All of the offers are exactly the same: both the ambassador and the applicant get $100. But offers #2 and #3 require some mental gymnastics to get there. You may even have to pull out a calculator. Who wants to do that?

They also present management challenges, especially if you’re using a spreadsheet – Are your recruiters accurately tracking where all applicants are in the hiring process? Is payroll being notified in a timely manner when the milestones are reached? Who’s keeping an eye on everything?

Of course, your referral bonuses need to make financial sense for your agency. You don’t want to pay bonuses for leads that never turn into placements or cut too far into your margins. This is the reason that some agencies opt to pay tiered bonuses (like in offer #2) or per hour bonuses (offer #3).

But these structures are overly complicated, which can drive away the very audience you’re trying to attract and also create headaches for your recruiting and accounting teams.

Our advice: Follow the KISS model and keep it simple. We highly recommend a flat bonus structure, like in offer #1.

Mistake #2: Your referral program isn’t standardized

Picture this:

You’re a recruiter at a healthcare staffing agency that places travel nurses, allied health professionals, and locum tenens. You’ve been working with Kerry, a locum tenens physician, on several contracts and you have a good relationship. You tell Kerry about your company’s dual-sided referral program: for every referral that leads to a successful placement, Kerry will earn $1000 and her friend will earn $500.

Kerry is excited and refers her friend Tom to you. Tom is a great fit for one of your open reqs! But there’s a problem – Tom is a travel nurse, not a locum tenens physician. So, the referral bonuses are only half what you told Kerry: $500 for her and $250 for him. Awkward conversations ensue…

Just like the complicated structures in Mistake #1, having different referral bonuses for different roles can lead to confusion and frustration due to unmet expectations – if they’re not clearly communicated. This creates a poor experience for your ambassadors, your applicants, and your recruiters.

Our advice: Standardize your referral bonuses as much as possible. If you must offer different bonus amounts because you work in multiple verticals or you fill jobs with significantly different margins, make sure the amounts are clearly communicated in your terms and conditions. Also, understand the extra administrative burden this places on your team.

Here’s one way to keep your bonuses the same while still ensuring you make your profits: offer the same bonus but vary the work hours required. In the example above, you could offer $1000 for referring both locum tenens physicians and travel nurses, but to earn the bonus the locum would need to work 30 days while the travel nurse would need to work 90.
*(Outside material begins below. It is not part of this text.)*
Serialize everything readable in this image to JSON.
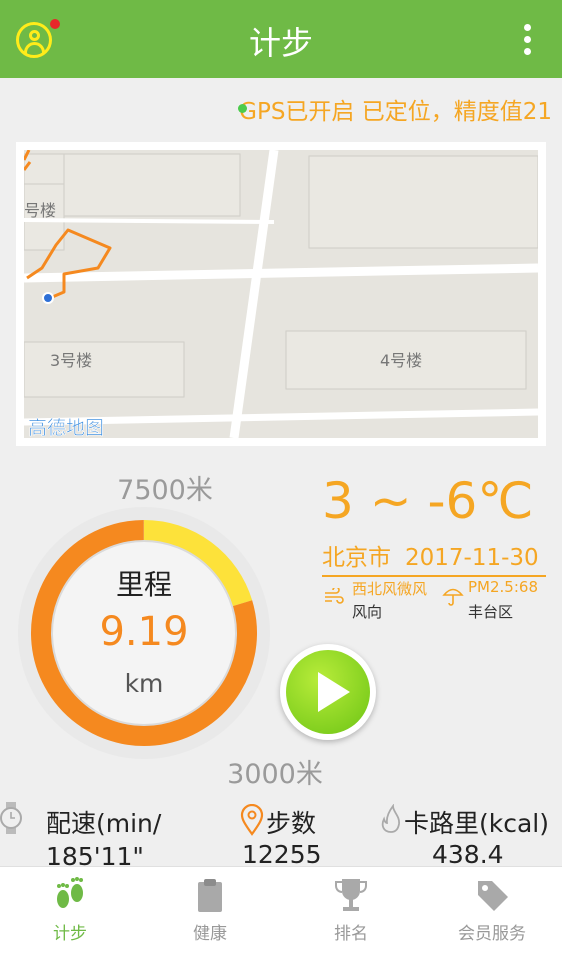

Mistake #3: You’re taking referral bonuses out of recruiters’ commissions

We hope you cringed just a little when you read this one. We’ve encountered a few agencies that take referral bonuses out of recruiters’ commissions, for example, by subtracting the referral bonus from the profit margin. If you want to guarantee that your recruiters never mention your referral program to anyone ever again, this is how to do it!

Think about it like this: you don’t make your recruiters pay for Indeed or LinkedIn Recruiter or any of the other sourcing tools they use every day. And referrals are a sourcing tool. They happen to be the most effective, and in many cases, the lowest cost sourcing tool – but in the end they are just another sourcing tool in your recruiting toolbox.
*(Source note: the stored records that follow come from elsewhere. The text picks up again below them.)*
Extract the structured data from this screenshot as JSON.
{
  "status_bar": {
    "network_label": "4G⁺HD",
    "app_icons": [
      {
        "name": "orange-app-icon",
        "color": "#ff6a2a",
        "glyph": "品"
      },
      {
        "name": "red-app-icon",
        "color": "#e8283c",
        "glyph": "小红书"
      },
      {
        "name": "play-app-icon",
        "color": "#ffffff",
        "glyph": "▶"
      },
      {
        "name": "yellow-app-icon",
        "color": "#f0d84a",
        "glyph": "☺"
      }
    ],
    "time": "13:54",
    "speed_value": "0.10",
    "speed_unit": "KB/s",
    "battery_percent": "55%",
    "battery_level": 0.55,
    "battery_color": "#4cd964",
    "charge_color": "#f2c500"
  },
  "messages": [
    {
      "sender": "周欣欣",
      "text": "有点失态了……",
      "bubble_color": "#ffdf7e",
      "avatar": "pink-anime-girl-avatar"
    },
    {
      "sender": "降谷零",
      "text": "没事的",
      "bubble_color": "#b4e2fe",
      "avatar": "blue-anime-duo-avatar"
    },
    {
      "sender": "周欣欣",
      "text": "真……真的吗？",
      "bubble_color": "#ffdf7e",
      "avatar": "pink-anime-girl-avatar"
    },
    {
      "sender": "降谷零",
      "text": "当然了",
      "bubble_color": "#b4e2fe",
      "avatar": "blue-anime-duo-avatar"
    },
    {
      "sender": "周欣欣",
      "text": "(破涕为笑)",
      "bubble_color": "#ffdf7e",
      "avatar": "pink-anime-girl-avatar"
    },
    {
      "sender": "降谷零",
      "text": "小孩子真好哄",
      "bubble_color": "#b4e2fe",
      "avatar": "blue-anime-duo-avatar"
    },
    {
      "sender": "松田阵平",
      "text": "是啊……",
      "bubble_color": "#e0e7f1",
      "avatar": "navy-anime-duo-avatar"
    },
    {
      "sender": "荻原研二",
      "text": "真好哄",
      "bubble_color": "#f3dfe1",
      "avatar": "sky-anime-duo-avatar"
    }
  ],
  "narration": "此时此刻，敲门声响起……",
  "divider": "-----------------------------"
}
Our advice: Treat referrals the same way as every other sourcing tool from a financial perspective – pay for them out of your marketing budget, not recruiters’ commissions.

Want more tips, tricks, dos, and don’ts? Download our Referral Program Best Practices eBook. It’s full of recommendations to make your referral program a success.